  • CW Argon-Ion Laser
  • CW He-Ne Laser
  • CW Diode Laser
  • Nd:YAG laser pumped Optical Parametric Oscillator (OPO)
  • Spectrograph (Pro 2750 Sp 2758) coupled with CCD camera (Princeton Instruments, USA)
  • Spectrograph with Intensified and Gated CCD Camera
  • High duty Industrial Chiller
  • Optics and Mounts for the Optics (Mirrors, Lenses, etc.)
  • Laser Power Meter
  • Optical Bench with breadboard (1) and Breadboard top (2)
  • bScope Trinocular Microscope with camera( Model: BS-1153-EPLi)
  • Spin Coater

Dr. Mohammad Abdul Matin

Sl. Article Type Year Link

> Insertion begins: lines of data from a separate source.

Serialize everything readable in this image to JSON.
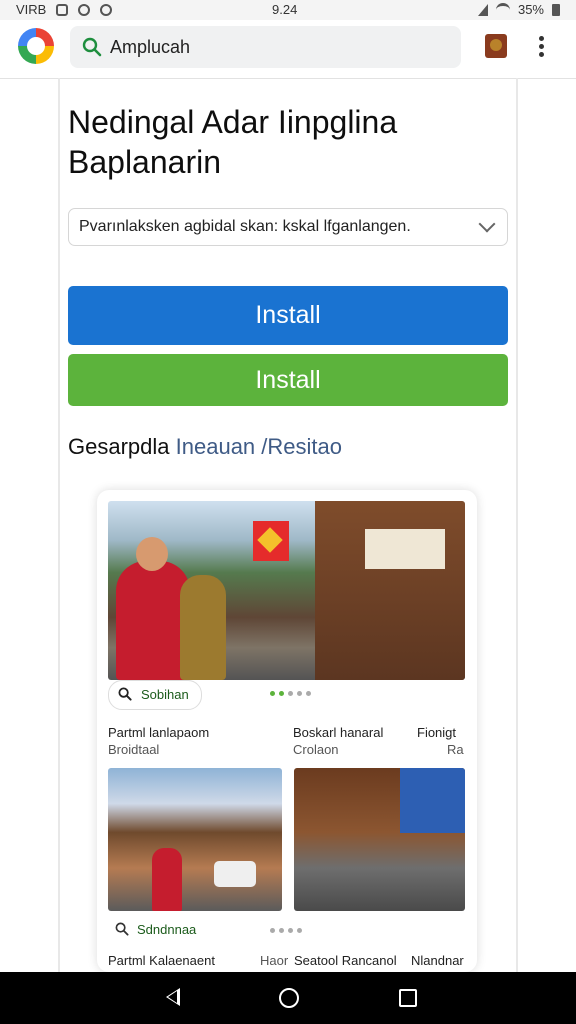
{
  "status_bar": {
    "carrier": "VIRB",
    "time": "9.24",
    "battery": "35%"
  },
  "browser": {
    "url_text": "Amplucah",
    "logo": "google-logo",
    "avatar_icon": "avatar-icon",
    "menu_icon": "vertical-dots-icon"
  },
  "page": {
    "title": "Nedingal Adar Iinpglina Baplanarin",
    "dropdown_value": "Pvarınlaksken agbidal skan: kskal lfganlangen.",
    "install_primary": "Install",
    "install_secondary": "Install",
    "section_heading_main": "Gesarpdla",
    "section_heading_accent": "Ineauan /Resitao"
  },
  "card": {
    "search_chip_label": "Sobihan",
    "row1_col1": "Partml lanlapaom",
    "row1_col2": "Boskarl hanaral",
    "row1_col3": "Fionigt",
    "row2_col1": "Broidtaal",
    "row2_col2": "Crolaon",
    "row2_col3": "Ra",
    "thumb_label": "Sdndnnaa",
    "footer_col1": "Partml Kalaenaent",
    "footer_col2": "Haor",
    "footer_col3": "Seatool Rancanol",
    "footer_col4": "Nlandnar"
  },
  "colors": {
    "primary_blue": "#1a73d1",
    "primary_green": "#5cb33c",
    "heading_accent": "#3f5b86"
  }
}
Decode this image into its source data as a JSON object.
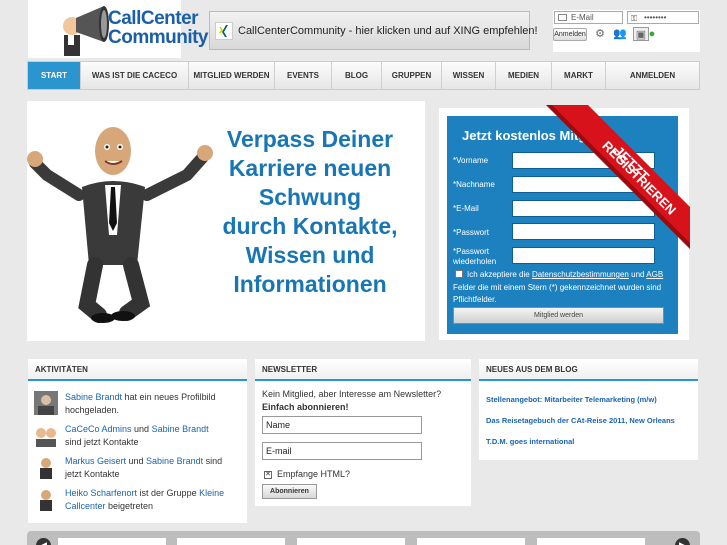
{
  "header": {
    "logo_line1": "CallCenter",
    "logo_line2": "Community",
    "xing_text": "CallCenterCommunity - hier klicken und auf XING empfehlen!",
    "email_placeholder": "E-Mail",
    "password_value": "••••••••",
    "login_label": "Anmelden"
  },
  "nav": {
    "items": [
      "START",
      "WAS IST DIE CACECO",
      "MITGLIED WERDEN",
      "EVENTS",
      "BLOG",
      "GRUPPEN",
      "WISSEN",
      "MEDIEN",
      "MARKT",
      "ANMELDEN"
    ],
    "active": "START"
  },
  "hero": {
    "headline": [
      "Verpass Deiner",
      "Karriere neuen",
      "Schwung",
      "durch Kontakte,",
      "Wissen und",
      "Informationen"
    ]
  },
  "register": {
    "title": "Jetzt kostenlos Mitglied",
    "ribbon_line1": "JETZT",
    "ribbon_line2": "REGISTRIEREN",
    "fields": [
      "*Vorname",
      "*Nachname",
      "*E-Mail",
      "*Passwort",
      "*Passwort wiederholen"
    ],
    "agree_prefix": "Ich akzeptiere die",
    "agree_link1": "Datenschutzbestimmungen",
    "agree_and": "und",
    "agree_link2": "AGB",
    "note": "Felder die mit einem Stern (*) gekennzeichnet wurden sind Pflichtfelder.",
    "submit": "Mitglied werden"
  },
  "activities": {
    "title": "AKTIVITÄTEN",
    "items": [
      {
        "p1": "Sabine Brandt",
        "t1": " hat ein neues Profilbild hochgeladen.",
        "p2": "",
        "t2": ""
      },
      {
        "p1": "CaCeCo Admins",
        "t1": " und ",
        "p2": "Sabine Brandt",
        "t2": " sind jetzt Kontakte"
      },
      {
        "p1": "Markus Geisert",
        "t1": " und ",
        "p2": "Sabine Brandt",
        "t2": " sind jetzt Kontakte"
      },
      {
        "p1": "Heiko Scharfenort",
        "t1": " ist der Gruppe ",
        "p2": "Kleine Callcenter",
        "t2": " beigetreten"
      }
    ]
  },
  "newsletter": {
    "title": "NEWSLETTER",
    "intro": "Kein Mitglied, aber Interesse am Newsletter?",
    "cta": "Einfach abonnieren!",
    "name_value": "Name",
    "email_value": "E-mail",
    "html_label": "Empfange HTML?",
    "submit": "Abonnieren"
  },
  "blog": {
    "title": "NEUES AUS DEM BLOG",
    "links": [
      "Stellenangebot: Mitarbeiter Telemarketing (m/w)",
      "Das Reisetagebuch der CAt-Reise 2011, New Orleans",
      "T.D.M. goes international"
    ]
  },
  "colors": {
    "accent": "#2b95cf",
    "register_bg": "#1e81bf",
    "ribbon_red": "#d8121b",
    "link": "#1a64b0"
  }
}
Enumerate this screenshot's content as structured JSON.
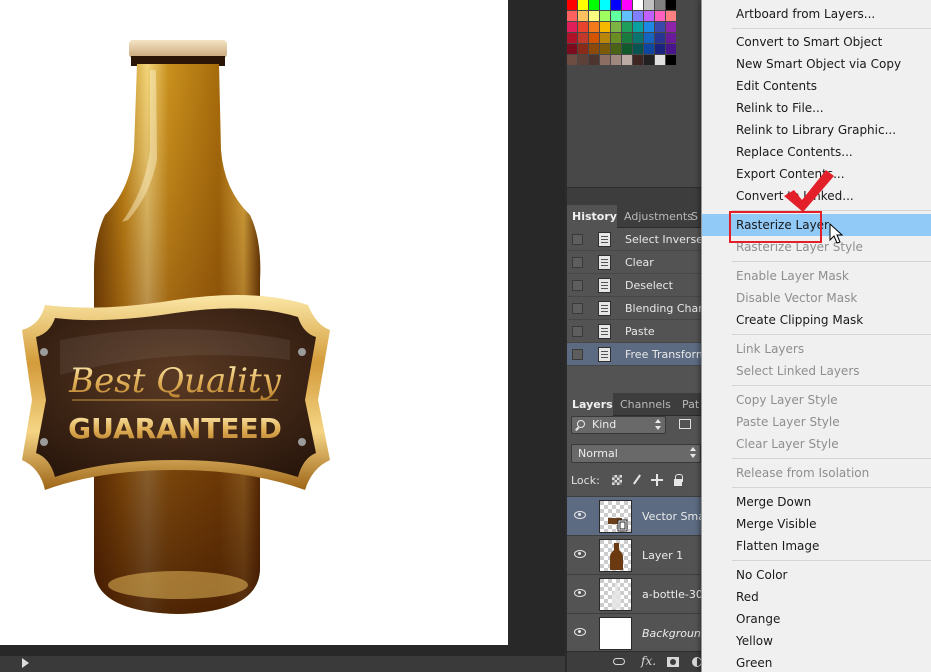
{
  "history": {
    "tabs": [
      "History",
      "Adjustments",
      "S"
    ],
    "items": [
      {
        "label": "Select Inverse"
      },
      {
        "label": "Clear"
      },
      {
        "label": "Deselect"
      },
      {
        "label": "Blending Change"
      },
      {
        "label": "Paste"
      },
      {
        "label": "Free Transform",
        "selected": true
      }
    ]
  },
  "layers": {
    "tabs": [
      "Layers",
      "Channels",
      "Pat"
    ],
    "kind_filter": "Kind",
    "blend_mode": "Normal",
    "lock_label": "Lock:",
    "items": [
      {
        "name": "Vector Sma",
        "selected": true
      },
      {
        "name": "Layer 1"
      },
      {
        "name": "a-bottle-30"
      },
      {
        "name": "Background"
      }
    ],
    "footer": {
      "fx_label": "fx."
    }
  },
  "artwork": {
    "script_text": "Best Quality",
    "banner_text": "GUARANTEED",
    "colors": {
      "gold": "#d9a441",
      "dark_label": "#3a2415",
      "bottle": "#b07a12"
    }
  },
  "context_menu": {
    "items": [
      {
        "label": "Artboard from Layers..."
      },
      {
        "label": "Convert to Smart Object"
      },
      {
        "label": "New Smart Object via Copy"
      },
      {
        "label": "Edit Contents"
      },
      {
        "label": "Relink to File..."
      },
      {
        "label": "Relink to Library Graphic..."
      },
      {
        "label": "Replace Contents..."
      },
      {
        "label": "Export Contents..."
      },
      {
        "label": "Convert to Linked..."
      },
      {
        "label": "Rasterize Layer",
        "highlighted": true
      },
      {
        "label": "Rasterize Layer Style",
        "disabled": true
      },
      {
        "label": "Enable Layer Mask",
        "disabled": true
      },
      {
        "label": "Disable Vector Mask",
        "disabled": true
      },
      {
        "label": "Create Clipping Mask"
      },
      {
        "label": "Link Layers",
        "disabled": true
      },
      {
        "label": "Select Linked Layers",
        "disabled": true
      },
      {
        "label": "Copy Layer Style",
        "disabled": true
      },
      {
        "label": "Paste Layer Style",
        "disabled": true
      },
      {
        "label": "Clear Layer Style",
        "disabled": true
      },
      {
        "label": "Release from Isolation",
        "disabled": true
      },
      {
        "label": "Merge Down"
      },
      {
        "label": "Merge Visible"
      },
      {
        "label": "Flatten Image"
      },
      {
        "label": "No Color"
      },
      {
        "label": "Red"
      },
      {
        "label": "Orange"
      },
      {
        "label": "Yellow"
      },
      {
        "label": "Green"
      }
    ],
    "highlight_color": "#91c9f7",
    "annotation_color": "#e3202a"
  }
}
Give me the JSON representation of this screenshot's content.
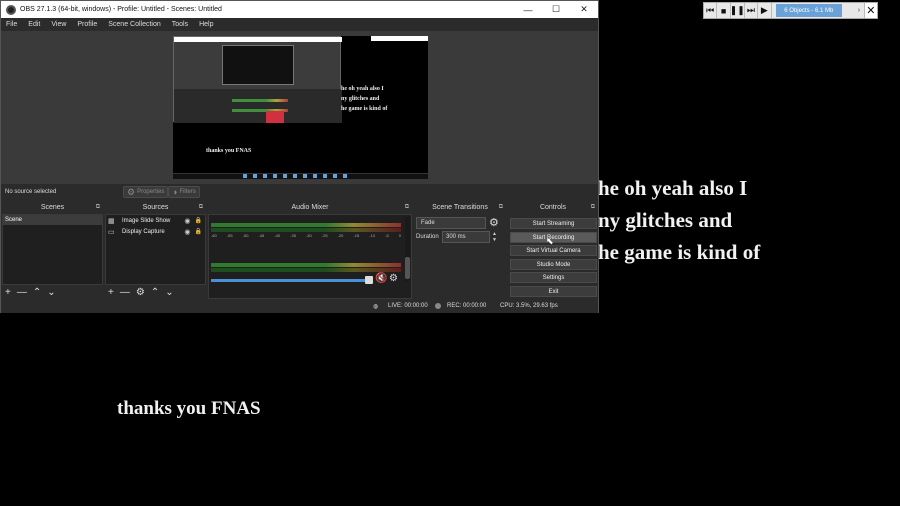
{
  "background": {
    "line1": "he oh yeah also I",
    "line2": "ny glitches and",
    "line3": "he game is kind of",
    "thanks": "thanks you FNAS"
  },
  "media_control": {
    "info": "6 Objects - 6.1 Mb"
  },
  "window": {
    "title": "OBS 27.1.3 (64-bit, windows) - Profile: Untitled - Scenes: Untitled"
  },
  "menu": [
    "File",
    "Edit",
    "View",
    "Profile",
    "Scene Collection",
    "Tools",
    "Help"
  ],
  "preview": {
    "line1": "he oh yeah also I",
    "line2": "ny glitches and",
    "line3": "he game is kind of",
    "thanks": "thanks you FNAS"
  },
  "source_bar": {
    "no_source": "No source selected",
    "properties": "Properties",
    "filters": "Filters"
  },
  "docks": {
    "scenes": "Scenes",
    "sources": "Sources",
    "audio_mixer": "Audio Mixer",
    "scene_transitions": "Scene Transitions",
    "controls": "Controls"
  },
  "scenes": [
    {
      "name": "Scene"
    }
  ],
  "sources": [
    {
      "name": "Image Slide Show"
    },
    {
      "name": "Display Capture"
    }
  ],
  "mixer": {
    "ticks": [
      "-60",
      "-55",
      "-50",
      "-45",
      "-40",
      "-35",
      "-30",
      "-25",
      "-20",
      "-15",
      "-10",
      "-5",
      "0"
    ]
  },
  "transitions": {
    "selected": "Fade",
    "duration_label": "Duration",
    "duration_value": "300 ms"
  },
  "controls": {
    "start_streaming": "Start Streaming",
    "start_recording": "Start Recording",
    "start_virtual_camera": "Start Virtual Camera",
    "studio_mode": "Studio Mode",
    "settings": "Settings",
    "exit": "Exit"
  },
  "status": {
    "live": "LIVE: 00:00:00",
    "rec": "REC: 00:00:00",
    "cpu": "CPU: 3.5%, 29.63 fps"
  },
  "colors": {
    "accent": "#4a90d9",
    "panel": "#2b2b2b",
    "mute": "#d03030"
  }
}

1 Laser-Induced Breakdown Spectroscopy (LIBS) for Trace Element Detection: A Review. Z. H. Khan, M. H. Ullah, B. Rahman, A. I. Talukder, Md. Wahadoszamen, K M Abedin, A F M. Y Haider, Journal of Spectroscopy. 2022,1-25 (2022). Journal 2022 Link
2 Estimation of prolonged lifetimes of excited states of neutral oxygen atom (OI) by time-resolved laser-induced breakdown spectroscopy (TR-LIBS), Abul Fazal Mohammed Yusuf Haider1,3, Nabil Md Rakinul Hoque2, Arifur Rahaman and Zulfiqar Hasan Khan, Journal of Bangladesh Academy of Sciences 46 (2), 175-184 (2022). Journal 2022 Link
3 Highly sensitive detection of lead in aqueous solution using laser-induced breakdown spectroscopy coupled with adsorption technique, A.F.M.Y. Haider, M. Parvin, Z. H. Khan and M. Wahadoszamen, Journal of Applied Spectroscopy, 87(6), pp.1163-1170(2021). Journal 2021 Link
4 Economically reproducible surface-enhanced Raman spectroscopy of different compounds in thin film. A. Islam, F. Tasneem, Z. H. Khan, A. Rakib, S F U Farhad, A. I. Talukder, AFMY Haider, and Md Wahadoszamen. Journal of Bangladesh Academy of Sciences 45 (1), 1-11 (2021). Journal 2021 Link
5 A Rapid Method of Identification of Garnet in Beach Sands Using Laser-Induced Breakdown Spectroscopy, F. Tasneem, Z. H. Khan, A. Islam, N. Faiza, S. Kabir, A. Talukder, A. F. M. Y. Haider, M Wahadoszamen, Journal of Bangladesh Academy of Sciences, 43(2), 149-157 (2020). Journal 2020 Link
6 Identification of multiple rare earths and other associated elements in zircon by laser-induced breakdown spectroscopy. AFMY Haider and Z H Khan. Journal of Bangladesh Academy of Sciences 44(1), 59-68 (2020); Journal 2020 Link